On Heard in Central Florida, you’ll hear a presentation by Beth D. Davalos on the issue of homeless students in Seminole County Florida public schools. Ms. Davalos is the staff liaison for a Seminole County school system project known as Families in Transition. Her address took place on Thursday, January 28, 2010, in front of a luncheon audience of League members and public attendees at Sergios Italian Restaurant in Sanford, Florida. After Ms. Davalos presentation, she responds to questions from the audience.
Feature Length — 44:21
Selected photos: GK Sharman
Beth D. Davalos
Presenter and Staff Liaison, Families in Transition
Seminole County Florida Public School System
After you launch the slideshow below, click “Next” and “Previous” to rotate through the photos.
Relevant Documents and External Links on Subjects Addressed by Beth D. Davalos
- 50 Ways to Help
- Families in Transition flyer
- Parent Resource Guide
- Beth Davalos’ slide presentation(15 pages, 6mb, PDF)
- Families in Transition – Seminole County Public Schools
- The Stewart B. McKinney Homeless Assistance Act
- The Rescue Outreach Mission of Sanford
- Central Florida area Community Coordinated Childcare
- Pathways to Home
- Seminole County Government Community Assistance
- Florida Department of Children and Families – Office on Homelessness
- Central Florida Regional Commission on Homelessness
- Homeless Services Network of Central Florida
- The Children’s Cabinet
- Boys Town of Central Florida
- Orlando Sentinel article – referenced in Q&A (boy living in a shed)
- Coalition for the Homeless of Central Florida
- No Child Left Behind Act of 2001
- Jewish Family Services of Greater Orlando (Kids Konnect program)
Panel Discussion Summary
At the January 28, 2010 “Hot Topics” luncheon for the League of Women Voters, Beth Davalos of the Seminole County Florida Public Schools was the guest presenter. Ms. Davalos, a school social worker, directs the program for homeless students called Families in Transition. This program provides services to homeless students attending Seminole County Public Schools.
In 2003 only 3 students were faced with concentrating on academic achievement while also facing the anxiety and embarrassment of homelessness. Today in Seminole County schools there are 904 such students and the number is rising. They come from all areas of the county, from every city. Each child must find some way to make it through the school year in a situation of insecurity and tension as their family struggles to find shelter.

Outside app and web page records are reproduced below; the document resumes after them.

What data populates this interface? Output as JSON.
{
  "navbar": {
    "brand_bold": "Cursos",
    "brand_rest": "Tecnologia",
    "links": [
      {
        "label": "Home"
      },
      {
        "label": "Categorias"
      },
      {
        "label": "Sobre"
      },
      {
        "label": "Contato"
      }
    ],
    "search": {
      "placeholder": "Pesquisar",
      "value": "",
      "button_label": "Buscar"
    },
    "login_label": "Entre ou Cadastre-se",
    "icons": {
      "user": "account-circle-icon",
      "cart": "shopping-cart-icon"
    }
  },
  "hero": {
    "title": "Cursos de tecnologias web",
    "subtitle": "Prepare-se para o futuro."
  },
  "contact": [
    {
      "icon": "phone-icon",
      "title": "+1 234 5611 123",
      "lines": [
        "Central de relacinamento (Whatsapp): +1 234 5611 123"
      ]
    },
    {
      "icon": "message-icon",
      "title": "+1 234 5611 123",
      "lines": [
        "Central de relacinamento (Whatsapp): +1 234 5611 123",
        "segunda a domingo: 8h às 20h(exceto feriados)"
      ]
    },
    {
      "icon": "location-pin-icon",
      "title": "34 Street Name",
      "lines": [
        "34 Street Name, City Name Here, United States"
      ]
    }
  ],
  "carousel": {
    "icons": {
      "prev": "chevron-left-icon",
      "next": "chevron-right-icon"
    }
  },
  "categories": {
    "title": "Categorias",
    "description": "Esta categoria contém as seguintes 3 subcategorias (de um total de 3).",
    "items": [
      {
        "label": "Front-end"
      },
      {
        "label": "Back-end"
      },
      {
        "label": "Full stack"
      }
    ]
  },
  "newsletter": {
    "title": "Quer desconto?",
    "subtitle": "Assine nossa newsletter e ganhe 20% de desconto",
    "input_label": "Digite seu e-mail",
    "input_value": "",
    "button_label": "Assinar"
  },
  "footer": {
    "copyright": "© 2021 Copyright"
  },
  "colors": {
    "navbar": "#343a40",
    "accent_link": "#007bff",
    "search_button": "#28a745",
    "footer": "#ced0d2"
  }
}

In the current economic situation many families with school age children have lost their home and have struggled to find living facilities. Seventy six percent of these families end up in shared housing with all the attendant over-crowding and loss of privacy. The homeless shelter in Seminole county separates families by gender and has too few beds even then, but 9% of the students live there. Many other families live in temporary shelter in a single hotel room.
As a result, these homeless students are performing 1.7 grade levels below other students. Twenty-one percent of homeless children become homeless adults. Their social life is almost non-existent because they can’t bring friends “home.”
Ms. Davalos’ not only presented the disturbing statistics but described the action taken by the schools to provide the unique services that these children in need. The passage of the McKinney-Vento Act set federal requirements and guidelines to meet this crisis. Services provided by Families in Transition include:
- Continuation in their school of origin no matter where they moved to find shelter so they don’t have to disrupt their school environment. Transportation provided
- Free breakfast and lunch each day
- Some new clothing, backpacks and hygiene products.
- Counseling and tutoring to help with academics and behavior
- Coordinated assistance from community agencies at all levels of government.
- Pathways to Home, a pilot program to provide 30 case managers to serve 130 homeless families.
Many families are new to the economic crisis of homelessness and don’t know where to turn. Each year the school system sponsors a Families in Transition event at Winter Springs High school where 300 volunteers and social service agencies gather to provide information and services to 900 local families who find themselves homeless or in need.